I like this nutshell very much and how it explains certain aspects of how plants get around.. This is not typicaly aimed towards aquatics, but i'm sure they ain't so different, after all 95% aint tru aquatic what we grow.I'm a "properly established planted tank" fan as well, and I'm sure a lot of the reasons why long-established planted tanks don't tend to have algal "outbreaks" is microbiological stability.
There probably is much more to it then he explaines here.. Yet not found any data online going much deeper into the subject than this.. But it's very intresting.
There are articles enough to find with people claiming contrary, having a high phosphate but still no BBA.. IMHO there is much more to it then meets the eye or drop test. If you measure an excess of something while having algae it is very easy to get to the assumption that this should be the cause. Might be, could be, but what's the cause if it all doesn't fit anymore.. Was it the high phosphate? Or was it high phosphate and something else triggering it? Where the phosphate just plays a minor role as excelerator in the algae growth?Darrel
I am not against keeping an aquariun clean but his claims seem to lack any real correlation.

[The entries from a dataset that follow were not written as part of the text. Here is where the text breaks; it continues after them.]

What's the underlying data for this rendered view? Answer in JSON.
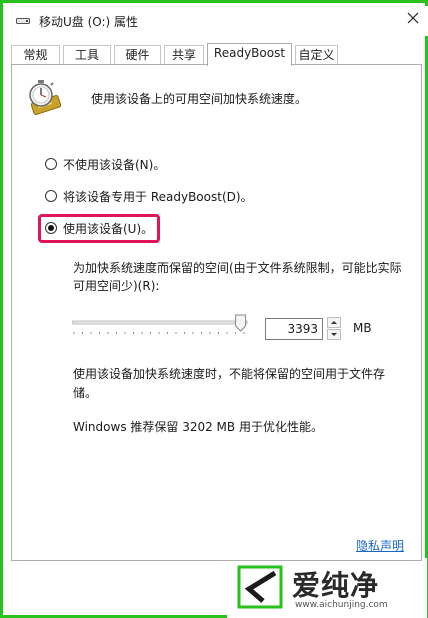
{
  "window": {
    "title": "移动U盘 (O:) 属性",
    "title_icon": "drive-icon",
    "close_icon": "close-icon"
  },
  "tabs": [
    {
      "label": "常规",
      "active": false
    },
    {
      "label": "工具",
      "active": false
    },
    {
      "label": "硬件",
      "active": false
    },
    {
      "label": "共享",
      "active": false
    },
    {
      "label": "ReadyBoost",
      "active": true
    },
    {
      "label": "自定义",
      "active": false
    }
  ],
  "readyboost": {
    "icon": "readyboost-stopwatch-icon",
    "intro": "使用该设备上的可用空间加快系统速度。",
    "options": [
      {
        "label": "不使用该设备(N)。",
        "checked": false
      },
      {
        "label": "将该设备专用于 ReadyBoost(D)。",
        "checked": false
      },
      {
        "label": "使用该设备(U)。",
        "checked": true
      }
    ],
    "highlight_color": "#e0145a",
    "reserve_label": "为加快系统速度而保留的空间(由于文件系统限制，可能比实际可用空间少)(R):",
    "slider_fraction": 0.98,
    "reserve_value": "3393",
    "reserve_unit": "MB",
    "warning": "使用该设备加快系统速度时，不能将保留的空间用于文件存储。",
    "recommendation": "Windows 推荐保留 3202 MB 用于优化性能。",
    "privacy_link": "隐私声明"
  },
  "watermark": {
    "brand": "爱纯净",
    "url": "www.aichunjing.com",
    "brand_color": "#27c31c"
  }
}
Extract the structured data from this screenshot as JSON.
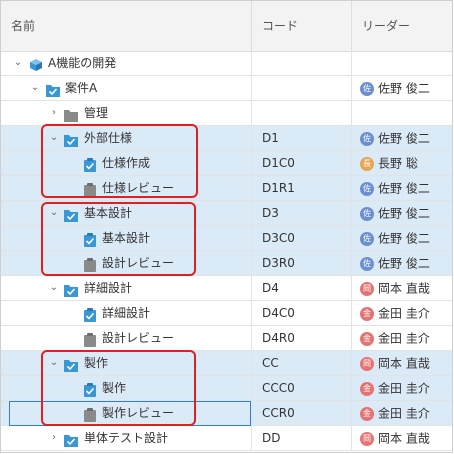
{
  "columns": {
    "name": "名前",
    "code": "コード",
    "leader": "リーダー"
  },
  "rows": [
    {
      "label": "A機能の開発",
      "code": "",
      "leader": "",
      "avatar": "",
      "avatar_color": ""
    },
    {
      "label": "案件A",
      "code": "",
      "leader": "佐野 俊二",
      "avatar": "佐",
      "avatar_color": "#6b8fcf"
    },
    {
      "label": "管理",
      "code": "",
      "leader": "",
      "avatar": "",
      "avatar_color": ""
    },
    {
      "label": "外部仕様",
      "code": "D1",
      "leader": "佐野 俊二",
      "avatar": "佐",
      "avatar_color": "#6b8fcf"
    },
    {
      "label": "仕様作成",
      "code": "D1C0",
      "leader": "長野 聡",
      "avatar": "長",
      "avatar_color": "#e8a654"
    },
    {
      "label": "仕様レビュー",
      "code": "D1R1",
      "leader": "佐野 俊二",
      "avatar": "佐",
      "avatar_color": "#6b8fcf"
    },
    {
      "label": "基本設計",
      "code": "D3",
      "leader": "佐野 俊二",
      "avatar": "佐",
      "avatar_color": "#6b8fcf"
    },
    {
      "label": "基本設計",
      "code": "D3C0",
      "leader": "佐野 俊二",
      "avatar": "佐",
      "avatar_color": "#6b8fcf"
    },
    {
      "label": "設計レビュー",
      "code": "D3R0",
      "leader": "佐野 俊二",
      "avatar": "佐",
      "avatar_color": "#6b8fcf"
    },
    {
      "label": "詳細設計",
      "code": "D4",
      "leader": "岡本 直哉",
      "avatar": "岡",
      "avatar_color": "#e57373"
    },
    {
      "label": "詳細設計",
      "code": "D4C0",
      "leader": "金田 圭介",
      "avatar": "金",
      "avatar_color": "#e57373"
    },
    {
      "label": "設計レビュー",
      "code": "D4R0",
      "leader": "金田 圭介",
      "avatar": "金",
      "avatar_color": "#e57373"
    },
    {
      "label": "製作",
      "code": "CC",
      "leader": "岡本 直哉",
      "avatar": "岡",
      "avatar_color": "#e57373"
    },
    {
      "label": "製作",
      "code": "CCC0",
      "leader": "金田 圭介",
      "avatar": "金",
      "avatar_color": "#e57373"
    },
    {
      "label": "製作レビュー",
      "code": "CCR0",
      "leader": "金田 圭介",
      "avatar": "金",
      "avatar_color": "#e57373"
    },
    {
      "label": "単体テスト設計",
      "code": "DD",
      "leader": "岡本 直哉",
      "avatar": "岡",
      "avatar_color": "#e57373"
    }
  ],
  "colors": {
    "selected_row": "#dbeaf7",
    "highlight_box": "#e02020",
    "folder_blue": "#3a97d6",
    "folder_gray": "#8a8a8a",
    "task_blue": "#3a97d6",
    "task_gray": "#8a8a8a"
  }
}
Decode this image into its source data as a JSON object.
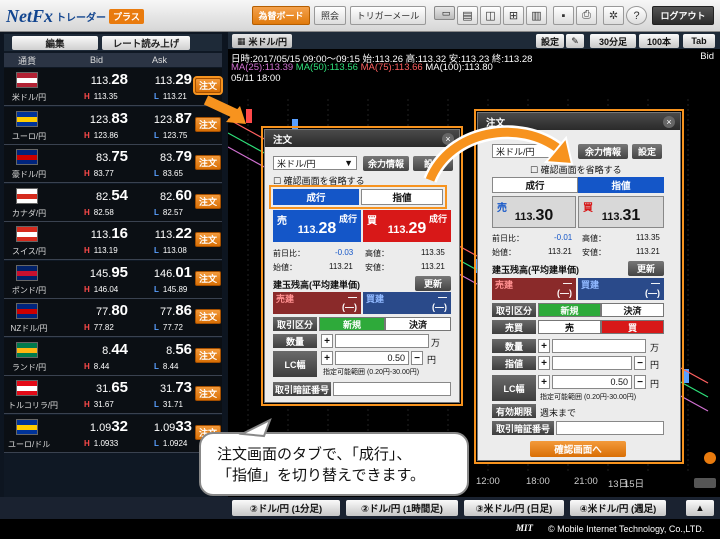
{
  "topbar": {
    "logo_brand": "NetFx",
    "logo_sub": "トレーダー",
    "logo_plus": "プラス",
    "btn_board": "為替ボード",
    "btn_inquiry": "照会",
    "btn_trigger_mail": "トリガーメール",
    "btn_logout": "ログアウト"
  },
  "rates": {
    "btn_edit": "編集",
    "btn_reading": "レート読み上げ",
    "col_pair": "通貨",
    "col_bid": "Bid",
    "col_ask": "Ask",
    "order_label": "注文",
    "high_key": "H",
    "low_key": "L",
    "rows": [
      {
        "pair": "米ドル/円",
        "bid_big": "113.",
        "bid_small": "28",
        "ask_big": "113.",
        "ask_small": "29",
        "high": "113.35",
        "low": "113.21"
      },
      {
        "pair": "ユーロ/円",
        "bid_big": "123.",
        "bid_small": "83",
        "ask_big": "123.",
        "ask_small": "87",
        "high": "123.86",
        "low": "123.75"
      },
      {
        "pair": "豪ドル/円",
        "bid_big": "83.",
        "bid_small": "75",
        "ask_big": "83.",
        "ask_small": "79",
        "high": "83.77",
        "low": "83.65"
      },
      {
        "pair": "カナダ/円",
        "bid_big": "82.",
        "bid_small": "54",
        "ask_big": "82.",
        "ask_small": "60",
        "high": "82.58",
        "low": "82.57"
      },
      {
        "pair": "スイス/円",
        "bid_big": "113.",
        "bid_small": "16",
        "ask_big": "113.",
        "ask_small": "22",
        "high": "113.19",
        "low": "113.08"
      },
      {
        "pair": "ポンド/円",
        "bid_big": "145.",
        "bid_small": "95",
        "ask_big": "146.",
        "ask_small": "01",
        "high": "146.04",
        "low": "145.89"
      },
      {
        "pair": "NZドル/円",
        "bid_big": "77.",
        "bid_small": "80",
        "ask_big": "77.",
        "ask_small": "86",
        "high": "77.82",
        "low": "77.72"
      },
      {
        "pair": "ランド/円",
        "bid_big": "8.",
        "bid_small": "44",
        "ask_big": "8.",
        "ask_small": "56",
        "high": "8.44",
        "low": "8.44"
      },
      {
        "pair": "トルコリラ/円",
        "bid_big": "31.",
        "bid_small": "65",
        "ask_big": "31.",
        "ask_small": "73",
        "high": "31.67",
        "low": "31.71"
      },
      {
        "pair": "ユーロ/ドル",
        "bid_big": "1.09",
        "bid_small": "32",
        "ask_big": "1.09",
        "ask_small": "33",
        "high": "1.0933",
        "low": "1.0924"
      }
    ]
  },
  "chart": {
    "pair_tab": "米ドル/円",
    "btn_settings": "設定",
    "btn_30min": "30分足",
    "btn_100": "100本",
    "btn_tab": "Tab",
    "info_line1": "日時:2017/05/15 09:00～09:15 始:113.26 高:113.32 安:113.23 終:113.28",
    "ma25_label": "MA(25):113.39",
    "ma50_label": "MA(50):113.56",
    "ma75_label": "MA(75):113.66",
    "ma100_label": "MA(100):113.80",
    "info_line3": "05/11 18:00",
    "bid_label": "Bid",
    "x_ticks": [
      "12:00",
      "18:00",
      "21:00",
      "13日",
      "15日"
    ]
  },
  "dialog_left": {
    "title": "注文",
    "pair": "米ドル/円",
    "btn_yoryoku": "余力情報",
    "btn_settings": "設定",
    "skip_confirm": "確認画面を省略する",
    "tab_market": "成行",
    "tab_limit": "指値",
    "sell_label": "売",
    "buy_label": "買",
    "market_label": "成行",
    "sell_big": "28",
    "sell_small": "113.",
    "buy_big": "29",
    "buy_small": "113.",
    "prev_ratio_label": "前日比：",
    "prev_ratio": "-0.03",
    "high_label": "高値：",
    "high": "113.35",
    "open_label": "始値：",
    "open": "113.21",
    "low_label": "安値：",
    "low": "113.21",
    "position_label": "建玉残高(平均建単価)",
    "btn_update": "更新",
    "sell_pos_label": "売建",
    "buy_pos_label": "買建",
    "dash": "—",
    "dash_paren": "(—)",
    "trade_type_label": "取引区分",
    "opt_new": "新規",
    "opt_settle": "決済",
    "qty_label": "数量",
    "unit_man": "万",
    "lc_label": "LC幅",
    "lc_value": "0.50",
    "unit_yen": "円",
    "lc_range": "指定可能範囲 (0.20円-30.00円)",
    "pin_label": "取引暗証番号"
  },
  "dialog_right": {
    "title": "注文",
    "pair": "米ドル/円",
    "btn_yoryoku": "余力情報",
    "btn_settings": "設定",
    "skip_confirm": "確認画面を省略する",
    "tab_market": "成行",
    "tab_limit": "指値",
    "sell_label": "売",
    "buy_label": "買",
    "sell_big": "30",
    "sell_small": "113.",
    "buy_big": "31",
    "buy_small": "113.",
    "prev_ratio_label": "前日比：",
    "prev_ratio": "-0.01",
    "high_label": "高値：",
    "high": "113.35",
    "open_label": "始値：",
    "open": "113.21",
    "low_label": "安値：",
    "low": "113.21",
    "position_label": "建玉残高(平均建単価)",
    "btn_update": "更新",
    "sell_pos_label": "売建",
    "buy_pos_label": "買建",
    "dash": "—",
    "dash_paren": "(—)",
    "trade_type_label": "取引区分",
    "opt_new": "新規",
    "opt_settle": "決済",
    "side_label": "売買",
    "opt_sell": "売",
    "opt_buy": "買",
    "qty_label": "数量",
    "unit_man": "万",
    "limit_label": "指値",
    "unit_yen": "円",
    "lc_label": "LC幅",
    "lc_value": "0.50",
    "lc_range": "指定可能範囲 (0.20円-30.00円)",
    "expiry_label": "有効期限",
    "expiry_value": "週末まで",
    "pin_label": "取引暗証番号",
    "btn_confirm": "確認画面へ"
  },
  "callout": {
    "line1": "注文画面のタブで、「成行」、",
    "line2": "「指値」を切り替えできます。"
  },
  "bottom": {
    "tab1": "②ドル/円 (1分足)",
    "tab2": "②ドル/円 (1時間足)",
    "tab3": "③米ドル/円 (日足)",
    "tab4": "④米ドル/円 (週足)"
  },
  "footer": {
    "logo": "MIT",
    "copyright": "© Mobile Internet Technology, Co.,LTD."
  },
  "colors": {
    "accent_orange": "#e97b0e",
    "sell_blue": "#1456c8",
    "buy_red": "#d81818",
    "high_red": "#ff4a4a",
    "low_blue": "#5aa0ff",
    "ma25": "#d070d0",
    "ma50": "#2ee07a",
    "ma75": "#ff6060",
    "ma100": "#ffffff"
  }
}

"Algae blooms or infusoria explosions are usually the result of excess phosphates in an aquatic system."
I agree, I'm not a very "house-proud" aquarist. I don't do any substrate cleaning, but I have tanks with Asellus and snails, which degrade larger bits of organic waste (dead leaves etc).Darrel, I am not against keeping an aquariun clean but his claims seem to lack any real correlation.
....... "Bright and clean" actually worries me a lot, slightly fuzzy and tannin stained might be better for long term survival, for any of these types of fish. I like some dead leaves and biofilm in the tank. One advantage of some tannins in the water is that they will complex any heavy metals in the water, which could be an issue in soft water. The late Bob Marklew (macvsog23 in the linked post), a fantastic Loricariid keeper & breeder, was successful with fish like <"Lamontichthys llanero">, I'm sure part of the reason was that he kept mulmy tanks, but with very clean water and high levels of oxygenation......

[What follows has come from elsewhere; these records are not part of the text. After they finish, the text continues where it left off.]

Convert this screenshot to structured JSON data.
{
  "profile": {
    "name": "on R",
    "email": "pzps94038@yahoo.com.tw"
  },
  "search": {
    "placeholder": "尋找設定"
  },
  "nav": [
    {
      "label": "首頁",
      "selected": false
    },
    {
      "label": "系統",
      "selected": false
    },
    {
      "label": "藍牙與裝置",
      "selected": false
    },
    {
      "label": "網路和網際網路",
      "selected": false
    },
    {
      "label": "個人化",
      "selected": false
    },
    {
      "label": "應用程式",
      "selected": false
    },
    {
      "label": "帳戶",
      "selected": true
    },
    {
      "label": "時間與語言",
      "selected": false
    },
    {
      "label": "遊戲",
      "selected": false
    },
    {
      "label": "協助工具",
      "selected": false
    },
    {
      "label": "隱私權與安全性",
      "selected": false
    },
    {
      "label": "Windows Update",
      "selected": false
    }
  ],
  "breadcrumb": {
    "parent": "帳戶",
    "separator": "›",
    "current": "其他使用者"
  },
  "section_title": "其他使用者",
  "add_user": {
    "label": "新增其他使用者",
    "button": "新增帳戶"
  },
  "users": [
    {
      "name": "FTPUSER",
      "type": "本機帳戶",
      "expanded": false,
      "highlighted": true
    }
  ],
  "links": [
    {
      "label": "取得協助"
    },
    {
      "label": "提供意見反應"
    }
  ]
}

Certainly true of blooms of the "Green Algae", and Cyanobacteria. In natural situations, PO4--- and NO3- are the twin markers of eutrophication."Algae blooms or infusoria explosions are usually the result of excess phosphates in an aquatic system."

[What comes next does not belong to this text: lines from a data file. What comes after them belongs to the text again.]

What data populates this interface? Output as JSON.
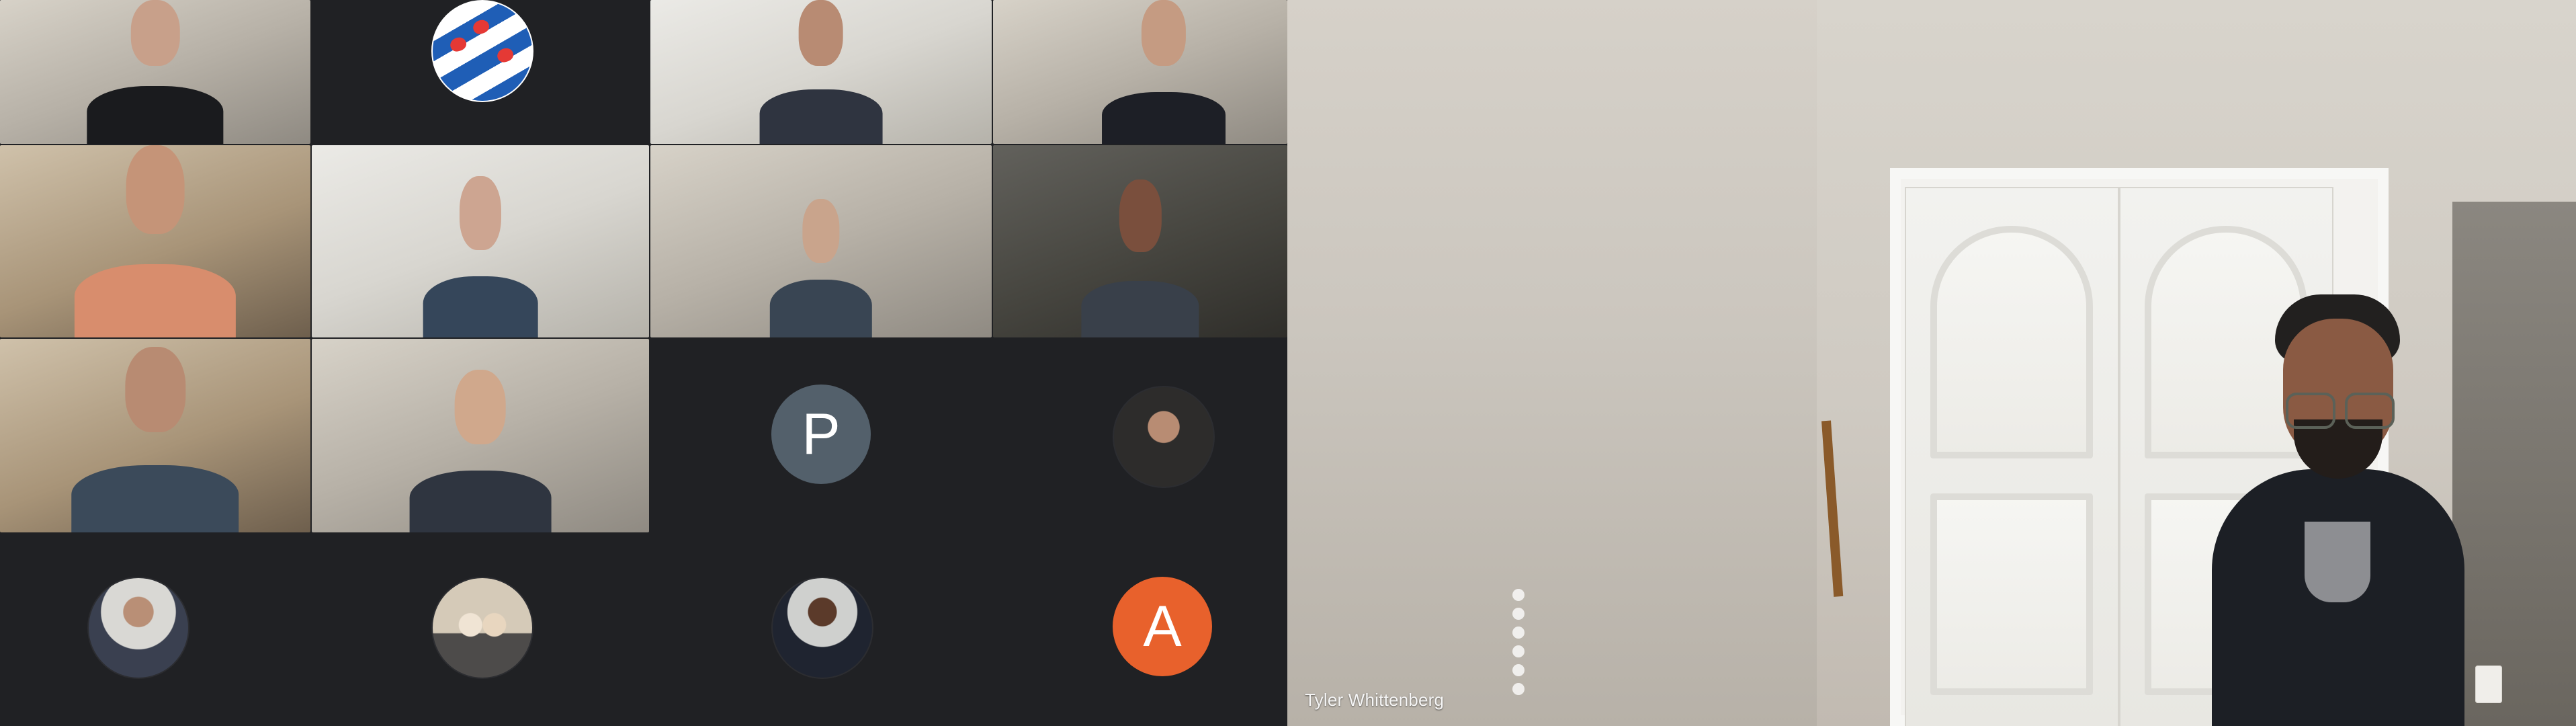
{
  "app": {
    "title": "",
    "featured_speaker_name": "Tyler Whittenberg"
  },
  "participants": [
    {
      "name": "",
      "kind": "video"
    },
    {
      "name": "",
      "kind": "flag-avatar"
    },
    {
      "name": "",
      "kind": "video"
    },
    {
      "name": "",
      "kind": "video"
    },
    {
      "name": "",
      "kind": "video"
    },
    {
      "name": "",
      "kind": "video"
    },
    {
      "name": "",
      "kind": "video"
    },
    {
      "name": "",
      "kind": "video"
    },
    {
      "name": "",
      "kind": "video"
    },
    {
      "name": "",
      "kind": "video"
    },
    {
      "name": "",
      "kind": "letter-avatar",
      "letter": "P"
    },
    {
      "name": "",
      "kind": "photo-avatar"
    },
    {
      "name": "",
      "kind": "photo-avatar"
    },
    {
      "name": "",
      "kind": "photo-avatar"
    },
    {
      "name": "",
      "kind": "photo-avatar"
    },
    {
      "name": "",
      "kind": "letter-avatar",
      "letter": "A"
    }
  ],
  "colors": {
    "background": "#202124",
    "avatar_p": "#53606b",
    "avatar_a": "#e8612c",
    "text": "#f5f5f5"
  },
  "icons": {
    "participant_avatar": "avatar-icon",
    "audio_indicator": "audio-level-icon"
  }
}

Definitely is, but still not quite in "Gorilla fake fur" territory.I'm not sure it is BBA anymore?
Ok, so I think we would be safe in saying that there aren't a huge amount of nutrients of any description.Tds is 120.
I got them out of a pond, but you can <"buy them for scientific purposes">, because they use them as bio-assay organisms in water testing.Did you catch them? Can't imagine they are in the trade somewhere
If you can't find any PM and I'll try sending some. I haven't had a very good record with sending the larger individuals, but small ones in damp moss looks a viable method.I'll ask the local water laboratory, they might kow an address or probably have some themselfs..
Thanks for the offer.. I'll certainly do that if i can't find them locally..Hi all,If you can't find any PM and I'll try sending some. I haven't had a very good record with sending the larger individuals, but small ones in damp moss looks a viable method.